I was very touched by one of your recent montages. A swarm of airplanes in front of a street view. They are old Junkers Ju 52 – transport aircraft that were the backbone of supply for the Wehrmacht. My father flew during the war as a radio operator in such an aircraft. The planes still follow you in your nightmares. For me the image is a bridge to understand what happened. Nothing that could leave me untouched and something I’m grateful for.
Sylvia, you’ve recently developed the last negatives of your summer trip. For the first time you have a complete overview of the results of several weeks of work. What will happen next? How will your new pictures find their audience?

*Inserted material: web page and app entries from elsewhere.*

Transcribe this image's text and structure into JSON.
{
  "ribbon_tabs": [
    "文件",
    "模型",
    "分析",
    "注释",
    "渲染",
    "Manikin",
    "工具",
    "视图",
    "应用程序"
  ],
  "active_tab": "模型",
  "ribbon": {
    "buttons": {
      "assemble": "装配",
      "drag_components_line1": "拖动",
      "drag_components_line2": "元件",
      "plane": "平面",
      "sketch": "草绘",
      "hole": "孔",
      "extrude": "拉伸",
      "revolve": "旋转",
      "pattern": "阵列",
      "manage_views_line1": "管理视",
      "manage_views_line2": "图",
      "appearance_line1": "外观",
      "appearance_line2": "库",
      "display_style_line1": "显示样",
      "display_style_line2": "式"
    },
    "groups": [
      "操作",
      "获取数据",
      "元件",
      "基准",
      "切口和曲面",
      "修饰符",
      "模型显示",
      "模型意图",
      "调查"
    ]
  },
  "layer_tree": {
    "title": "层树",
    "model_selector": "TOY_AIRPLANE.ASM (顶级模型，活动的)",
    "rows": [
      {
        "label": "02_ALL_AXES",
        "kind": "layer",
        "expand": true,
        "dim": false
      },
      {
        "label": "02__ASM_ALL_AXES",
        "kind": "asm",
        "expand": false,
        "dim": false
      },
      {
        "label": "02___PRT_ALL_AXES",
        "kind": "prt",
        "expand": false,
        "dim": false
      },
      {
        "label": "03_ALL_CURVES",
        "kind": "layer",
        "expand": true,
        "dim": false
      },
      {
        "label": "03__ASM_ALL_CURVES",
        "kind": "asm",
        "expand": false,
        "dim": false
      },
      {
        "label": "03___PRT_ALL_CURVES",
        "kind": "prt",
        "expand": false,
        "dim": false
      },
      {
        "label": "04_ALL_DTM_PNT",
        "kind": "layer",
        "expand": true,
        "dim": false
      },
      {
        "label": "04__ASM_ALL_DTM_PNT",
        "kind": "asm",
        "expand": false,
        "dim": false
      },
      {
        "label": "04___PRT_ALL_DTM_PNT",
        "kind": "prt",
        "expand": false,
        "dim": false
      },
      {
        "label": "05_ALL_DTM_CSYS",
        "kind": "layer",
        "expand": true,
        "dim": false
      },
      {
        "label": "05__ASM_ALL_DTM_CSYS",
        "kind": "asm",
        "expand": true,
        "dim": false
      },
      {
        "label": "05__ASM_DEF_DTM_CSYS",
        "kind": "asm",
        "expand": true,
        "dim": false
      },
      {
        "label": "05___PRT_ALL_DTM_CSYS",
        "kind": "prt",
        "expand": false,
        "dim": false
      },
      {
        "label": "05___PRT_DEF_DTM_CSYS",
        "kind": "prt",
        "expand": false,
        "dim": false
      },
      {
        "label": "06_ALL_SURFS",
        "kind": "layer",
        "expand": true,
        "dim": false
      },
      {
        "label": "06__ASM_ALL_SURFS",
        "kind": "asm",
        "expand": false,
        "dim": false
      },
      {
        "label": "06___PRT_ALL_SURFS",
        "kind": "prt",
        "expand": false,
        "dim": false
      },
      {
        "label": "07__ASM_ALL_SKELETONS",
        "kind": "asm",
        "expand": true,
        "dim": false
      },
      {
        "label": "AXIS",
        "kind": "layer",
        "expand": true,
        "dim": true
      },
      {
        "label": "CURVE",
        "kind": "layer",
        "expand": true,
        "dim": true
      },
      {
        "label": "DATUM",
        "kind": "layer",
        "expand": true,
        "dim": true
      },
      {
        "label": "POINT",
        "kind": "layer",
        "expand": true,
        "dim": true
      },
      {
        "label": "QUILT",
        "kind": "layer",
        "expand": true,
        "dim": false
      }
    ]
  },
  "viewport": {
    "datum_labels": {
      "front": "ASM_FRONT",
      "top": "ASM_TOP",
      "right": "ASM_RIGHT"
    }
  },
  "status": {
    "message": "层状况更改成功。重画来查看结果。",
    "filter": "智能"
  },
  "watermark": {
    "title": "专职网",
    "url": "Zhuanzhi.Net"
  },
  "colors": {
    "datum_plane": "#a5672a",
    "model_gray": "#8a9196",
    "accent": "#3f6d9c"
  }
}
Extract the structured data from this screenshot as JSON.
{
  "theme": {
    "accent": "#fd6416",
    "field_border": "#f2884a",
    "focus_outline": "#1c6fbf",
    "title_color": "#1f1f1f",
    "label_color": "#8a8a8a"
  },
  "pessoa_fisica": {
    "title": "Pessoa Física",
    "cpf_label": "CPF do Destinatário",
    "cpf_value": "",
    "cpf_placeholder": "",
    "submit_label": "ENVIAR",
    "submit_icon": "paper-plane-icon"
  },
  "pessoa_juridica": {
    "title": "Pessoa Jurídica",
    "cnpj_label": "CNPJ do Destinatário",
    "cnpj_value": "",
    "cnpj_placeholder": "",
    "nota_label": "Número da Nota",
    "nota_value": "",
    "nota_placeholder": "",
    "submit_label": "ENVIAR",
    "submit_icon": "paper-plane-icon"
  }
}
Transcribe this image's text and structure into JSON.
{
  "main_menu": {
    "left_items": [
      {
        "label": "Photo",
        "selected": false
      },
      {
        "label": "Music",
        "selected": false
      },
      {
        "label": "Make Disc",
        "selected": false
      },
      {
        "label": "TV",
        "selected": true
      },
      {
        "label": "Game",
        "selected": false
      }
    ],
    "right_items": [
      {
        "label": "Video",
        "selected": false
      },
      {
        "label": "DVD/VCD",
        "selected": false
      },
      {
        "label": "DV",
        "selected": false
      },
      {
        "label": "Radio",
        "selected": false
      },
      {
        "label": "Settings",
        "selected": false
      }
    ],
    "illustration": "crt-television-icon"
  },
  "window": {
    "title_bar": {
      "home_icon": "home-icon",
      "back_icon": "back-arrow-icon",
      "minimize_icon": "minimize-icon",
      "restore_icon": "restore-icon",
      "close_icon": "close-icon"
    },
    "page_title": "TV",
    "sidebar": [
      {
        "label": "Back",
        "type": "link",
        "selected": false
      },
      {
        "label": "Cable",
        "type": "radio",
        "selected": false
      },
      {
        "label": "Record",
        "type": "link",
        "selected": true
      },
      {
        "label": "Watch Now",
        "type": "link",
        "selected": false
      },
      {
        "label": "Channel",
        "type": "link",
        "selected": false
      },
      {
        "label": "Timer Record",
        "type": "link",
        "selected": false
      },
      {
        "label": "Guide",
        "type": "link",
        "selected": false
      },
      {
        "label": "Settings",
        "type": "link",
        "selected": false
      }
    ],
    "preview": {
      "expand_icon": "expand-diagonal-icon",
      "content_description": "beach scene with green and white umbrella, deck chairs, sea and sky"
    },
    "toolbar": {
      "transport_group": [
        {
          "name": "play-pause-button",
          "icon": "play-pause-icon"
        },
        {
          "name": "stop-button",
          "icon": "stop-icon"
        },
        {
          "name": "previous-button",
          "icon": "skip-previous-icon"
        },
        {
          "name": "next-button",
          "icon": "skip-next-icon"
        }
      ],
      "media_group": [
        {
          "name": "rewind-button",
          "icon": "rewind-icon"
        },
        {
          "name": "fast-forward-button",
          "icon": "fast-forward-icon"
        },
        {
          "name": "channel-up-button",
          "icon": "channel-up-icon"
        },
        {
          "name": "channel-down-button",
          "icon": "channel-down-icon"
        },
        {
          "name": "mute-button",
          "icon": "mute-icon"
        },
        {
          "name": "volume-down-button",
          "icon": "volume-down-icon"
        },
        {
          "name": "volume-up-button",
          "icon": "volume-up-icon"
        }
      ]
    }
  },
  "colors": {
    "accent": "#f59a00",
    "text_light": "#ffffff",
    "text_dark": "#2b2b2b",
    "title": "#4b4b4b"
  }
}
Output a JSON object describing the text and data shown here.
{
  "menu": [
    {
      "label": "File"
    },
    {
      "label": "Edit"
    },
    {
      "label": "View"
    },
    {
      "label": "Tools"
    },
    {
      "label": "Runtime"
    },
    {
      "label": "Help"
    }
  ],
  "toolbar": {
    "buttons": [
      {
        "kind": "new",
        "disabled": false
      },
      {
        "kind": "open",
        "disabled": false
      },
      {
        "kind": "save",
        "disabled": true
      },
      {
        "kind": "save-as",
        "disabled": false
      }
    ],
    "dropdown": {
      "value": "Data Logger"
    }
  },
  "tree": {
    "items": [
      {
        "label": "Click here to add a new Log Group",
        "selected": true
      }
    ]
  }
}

Sylvia de Swaan: Editing is a complex process – I want to give it time. I’m actually in no hurry to show the work publicly right away. I’m thinking that I will “premiere” it as a slide talk at the National Conference of the Society for Photographic Education, because it was they who gave me the prize money that paid for my stay – and it’s a great opportunity to test it out before a peer group of professional photographers. I’m working on a PowerPoint layout, where I can arrange and rearrange, delete and add images to create a narrative flow. Meanwhile selections are being seen online and there has been considerable support and interest, not least from you who invited me to do this interview and Shula Klinger who is writing an article about me in a Vancouver paper. Over the winter I plan to write, enlarging notes I made in my journal and the short texts accompanying pictures I posted on facebook. In the end I will be looking for a publisher and more speaking opportunities and exhibitions too.